Problem: I'd like every line in the following listing that holds "optimizer" copied.
---- Supplied information
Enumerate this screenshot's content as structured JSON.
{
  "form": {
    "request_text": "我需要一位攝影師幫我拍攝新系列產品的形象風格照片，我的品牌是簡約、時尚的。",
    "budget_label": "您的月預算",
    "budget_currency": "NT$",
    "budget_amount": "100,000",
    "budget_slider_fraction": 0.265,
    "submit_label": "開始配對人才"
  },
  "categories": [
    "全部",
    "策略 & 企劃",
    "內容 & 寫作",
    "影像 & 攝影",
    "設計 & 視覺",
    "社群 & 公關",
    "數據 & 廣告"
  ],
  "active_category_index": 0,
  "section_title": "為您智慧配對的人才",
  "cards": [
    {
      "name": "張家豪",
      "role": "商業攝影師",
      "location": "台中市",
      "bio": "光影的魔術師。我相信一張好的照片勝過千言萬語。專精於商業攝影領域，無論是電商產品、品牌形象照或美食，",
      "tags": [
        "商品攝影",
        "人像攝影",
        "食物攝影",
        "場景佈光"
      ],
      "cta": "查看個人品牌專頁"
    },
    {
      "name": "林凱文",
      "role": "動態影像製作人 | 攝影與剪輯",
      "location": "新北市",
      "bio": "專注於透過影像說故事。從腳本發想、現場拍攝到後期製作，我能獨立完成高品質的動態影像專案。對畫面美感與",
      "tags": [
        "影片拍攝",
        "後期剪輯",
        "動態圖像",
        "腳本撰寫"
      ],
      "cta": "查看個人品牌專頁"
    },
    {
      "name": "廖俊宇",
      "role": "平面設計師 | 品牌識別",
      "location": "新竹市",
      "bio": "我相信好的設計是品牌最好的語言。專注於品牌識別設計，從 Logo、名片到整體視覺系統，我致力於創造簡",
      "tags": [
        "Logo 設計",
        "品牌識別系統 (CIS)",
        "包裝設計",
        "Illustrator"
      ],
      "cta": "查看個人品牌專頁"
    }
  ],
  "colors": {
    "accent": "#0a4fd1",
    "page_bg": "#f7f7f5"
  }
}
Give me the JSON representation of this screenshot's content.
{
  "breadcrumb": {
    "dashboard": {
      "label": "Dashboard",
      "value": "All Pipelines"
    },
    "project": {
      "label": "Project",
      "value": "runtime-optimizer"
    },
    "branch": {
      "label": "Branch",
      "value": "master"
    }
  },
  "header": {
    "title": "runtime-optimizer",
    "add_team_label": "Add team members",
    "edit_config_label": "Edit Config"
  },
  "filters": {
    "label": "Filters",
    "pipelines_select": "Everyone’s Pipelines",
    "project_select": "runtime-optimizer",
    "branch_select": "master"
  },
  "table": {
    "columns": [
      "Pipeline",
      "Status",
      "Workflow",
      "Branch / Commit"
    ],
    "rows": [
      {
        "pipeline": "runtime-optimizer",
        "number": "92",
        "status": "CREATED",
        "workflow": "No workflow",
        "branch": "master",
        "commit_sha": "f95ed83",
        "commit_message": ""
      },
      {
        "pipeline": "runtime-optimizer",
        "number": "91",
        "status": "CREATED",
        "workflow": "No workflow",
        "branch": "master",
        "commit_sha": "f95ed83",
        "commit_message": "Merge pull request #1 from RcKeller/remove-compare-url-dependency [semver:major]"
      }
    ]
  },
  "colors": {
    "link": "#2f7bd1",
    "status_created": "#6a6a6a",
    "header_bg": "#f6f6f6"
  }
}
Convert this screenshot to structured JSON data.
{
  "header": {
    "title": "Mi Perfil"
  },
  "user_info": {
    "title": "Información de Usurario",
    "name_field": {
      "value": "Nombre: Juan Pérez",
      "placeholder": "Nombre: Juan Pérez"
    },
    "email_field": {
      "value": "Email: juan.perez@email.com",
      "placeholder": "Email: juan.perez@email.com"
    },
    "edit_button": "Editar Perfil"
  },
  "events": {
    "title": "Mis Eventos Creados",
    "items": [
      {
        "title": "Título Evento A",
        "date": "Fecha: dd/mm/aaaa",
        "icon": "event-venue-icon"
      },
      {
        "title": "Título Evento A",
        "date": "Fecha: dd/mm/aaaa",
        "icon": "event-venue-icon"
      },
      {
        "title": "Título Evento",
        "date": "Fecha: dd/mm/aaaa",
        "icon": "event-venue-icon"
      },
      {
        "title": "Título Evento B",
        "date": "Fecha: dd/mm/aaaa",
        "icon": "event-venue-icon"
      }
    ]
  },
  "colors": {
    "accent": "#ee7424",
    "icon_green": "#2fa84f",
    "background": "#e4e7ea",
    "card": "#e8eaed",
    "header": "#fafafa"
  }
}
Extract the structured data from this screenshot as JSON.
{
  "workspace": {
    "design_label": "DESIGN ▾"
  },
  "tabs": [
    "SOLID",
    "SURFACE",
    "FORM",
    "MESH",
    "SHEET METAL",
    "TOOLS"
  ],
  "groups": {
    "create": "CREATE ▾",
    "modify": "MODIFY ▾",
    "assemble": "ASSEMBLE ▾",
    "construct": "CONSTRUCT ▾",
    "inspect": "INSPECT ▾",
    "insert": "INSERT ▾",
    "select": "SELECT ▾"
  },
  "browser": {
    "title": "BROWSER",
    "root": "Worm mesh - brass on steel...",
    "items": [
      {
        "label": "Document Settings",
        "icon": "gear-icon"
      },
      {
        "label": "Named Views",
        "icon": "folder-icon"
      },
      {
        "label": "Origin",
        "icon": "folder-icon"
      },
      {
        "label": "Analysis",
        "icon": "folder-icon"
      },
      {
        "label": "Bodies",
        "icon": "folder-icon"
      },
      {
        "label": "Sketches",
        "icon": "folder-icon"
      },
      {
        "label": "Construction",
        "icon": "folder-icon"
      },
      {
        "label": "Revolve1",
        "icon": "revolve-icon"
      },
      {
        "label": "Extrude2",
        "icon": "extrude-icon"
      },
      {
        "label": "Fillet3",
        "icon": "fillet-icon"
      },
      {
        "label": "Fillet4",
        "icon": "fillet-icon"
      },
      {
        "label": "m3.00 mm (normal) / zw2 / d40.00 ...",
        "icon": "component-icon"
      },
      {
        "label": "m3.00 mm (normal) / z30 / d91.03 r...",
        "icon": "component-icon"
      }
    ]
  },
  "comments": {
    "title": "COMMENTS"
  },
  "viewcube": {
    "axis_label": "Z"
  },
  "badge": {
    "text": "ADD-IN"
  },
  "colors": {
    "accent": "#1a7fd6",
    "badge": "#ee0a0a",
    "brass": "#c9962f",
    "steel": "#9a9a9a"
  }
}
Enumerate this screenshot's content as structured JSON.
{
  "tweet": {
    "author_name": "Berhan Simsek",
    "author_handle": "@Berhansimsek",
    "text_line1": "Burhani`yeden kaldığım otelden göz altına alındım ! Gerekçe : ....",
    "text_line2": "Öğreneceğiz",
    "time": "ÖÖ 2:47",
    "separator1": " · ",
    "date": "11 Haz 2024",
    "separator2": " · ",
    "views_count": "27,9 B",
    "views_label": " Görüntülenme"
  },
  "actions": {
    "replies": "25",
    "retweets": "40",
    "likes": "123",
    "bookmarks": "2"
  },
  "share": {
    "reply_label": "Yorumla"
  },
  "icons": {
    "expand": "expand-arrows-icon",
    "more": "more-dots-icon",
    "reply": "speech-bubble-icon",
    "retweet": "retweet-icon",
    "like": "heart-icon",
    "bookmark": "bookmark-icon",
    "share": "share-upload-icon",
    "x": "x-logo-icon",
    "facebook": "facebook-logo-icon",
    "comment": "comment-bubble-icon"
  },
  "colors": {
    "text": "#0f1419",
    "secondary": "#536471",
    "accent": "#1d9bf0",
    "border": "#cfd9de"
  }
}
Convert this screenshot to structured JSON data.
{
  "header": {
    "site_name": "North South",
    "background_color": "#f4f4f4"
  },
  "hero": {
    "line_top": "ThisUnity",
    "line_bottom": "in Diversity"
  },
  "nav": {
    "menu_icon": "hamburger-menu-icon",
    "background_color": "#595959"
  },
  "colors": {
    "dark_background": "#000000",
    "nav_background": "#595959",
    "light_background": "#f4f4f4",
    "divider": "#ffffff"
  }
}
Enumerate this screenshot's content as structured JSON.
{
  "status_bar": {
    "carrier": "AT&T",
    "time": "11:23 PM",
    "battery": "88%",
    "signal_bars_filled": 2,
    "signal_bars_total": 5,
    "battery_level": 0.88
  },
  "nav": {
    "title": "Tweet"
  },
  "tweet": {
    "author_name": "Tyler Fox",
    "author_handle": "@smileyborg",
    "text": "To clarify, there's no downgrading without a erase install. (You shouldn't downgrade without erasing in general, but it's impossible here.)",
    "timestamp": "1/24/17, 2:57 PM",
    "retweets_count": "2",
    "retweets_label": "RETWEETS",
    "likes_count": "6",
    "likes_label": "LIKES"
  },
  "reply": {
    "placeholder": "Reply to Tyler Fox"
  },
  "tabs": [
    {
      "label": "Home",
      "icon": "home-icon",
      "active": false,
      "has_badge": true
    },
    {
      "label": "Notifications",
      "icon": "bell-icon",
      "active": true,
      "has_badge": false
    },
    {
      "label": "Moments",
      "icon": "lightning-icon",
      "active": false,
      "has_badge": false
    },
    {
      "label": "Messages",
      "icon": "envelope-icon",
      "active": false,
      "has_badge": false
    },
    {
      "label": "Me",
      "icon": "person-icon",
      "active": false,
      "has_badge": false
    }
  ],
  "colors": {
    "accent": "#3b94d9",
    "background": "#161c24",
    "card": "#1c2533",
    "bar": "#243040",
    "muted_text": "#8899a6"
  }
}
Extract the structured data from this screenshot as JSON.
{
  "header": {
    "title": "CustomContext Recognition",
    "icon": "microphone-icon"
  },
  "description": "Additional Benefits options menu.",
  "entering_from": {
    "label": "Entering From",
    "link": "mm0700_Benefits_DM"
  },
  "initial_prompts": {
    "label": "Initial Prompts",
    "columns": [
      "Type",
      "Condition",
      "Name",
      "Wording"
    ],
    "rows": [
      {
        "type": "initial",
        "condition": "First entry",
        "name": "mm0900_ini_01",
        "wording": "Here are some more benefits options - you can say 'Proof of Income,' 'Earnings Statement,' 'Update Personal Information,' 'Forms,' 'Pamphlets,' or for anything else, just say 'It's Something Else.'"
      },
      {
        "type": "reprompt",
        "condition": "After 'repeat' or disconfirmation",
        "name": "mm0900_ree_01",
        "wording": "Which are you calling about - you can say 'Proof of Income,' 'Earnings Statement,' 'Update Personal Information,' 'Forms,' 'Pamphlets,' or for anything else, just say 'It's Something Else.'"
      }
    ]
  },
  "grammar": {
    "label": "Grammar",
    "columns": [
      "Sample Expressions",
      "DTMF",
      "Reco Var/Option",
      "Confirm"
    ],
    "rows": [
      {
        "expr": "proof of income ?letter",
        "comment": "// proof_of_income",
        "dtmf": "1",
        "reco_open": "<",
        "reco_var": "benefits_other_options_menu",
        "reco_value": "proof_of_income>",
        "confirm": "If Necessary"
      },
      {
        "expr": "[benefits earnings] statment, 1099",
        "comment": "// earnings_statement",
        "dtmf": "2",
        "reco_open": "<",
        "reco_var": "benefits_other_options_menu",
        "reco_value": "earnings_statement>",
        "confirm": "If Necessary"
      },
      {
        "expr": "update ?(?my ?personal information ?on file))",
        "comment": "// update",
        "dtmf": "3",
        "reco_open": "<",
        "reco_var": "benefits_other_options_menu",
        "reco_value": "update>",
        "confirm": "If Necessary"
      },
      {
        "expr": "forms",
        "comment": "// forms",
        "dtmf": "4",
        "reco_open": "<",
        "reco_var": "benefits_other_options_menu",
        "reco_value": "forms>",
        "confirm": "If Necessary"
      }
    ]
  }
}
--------
Task output:
      "value": "runtime-optimizer"
    "title": "runtime-optimizer",
    "project_select": "runtime-optimizer",
        "pipeline": "runtime-optimizer",
        "pipeline": "runtime-optimizer",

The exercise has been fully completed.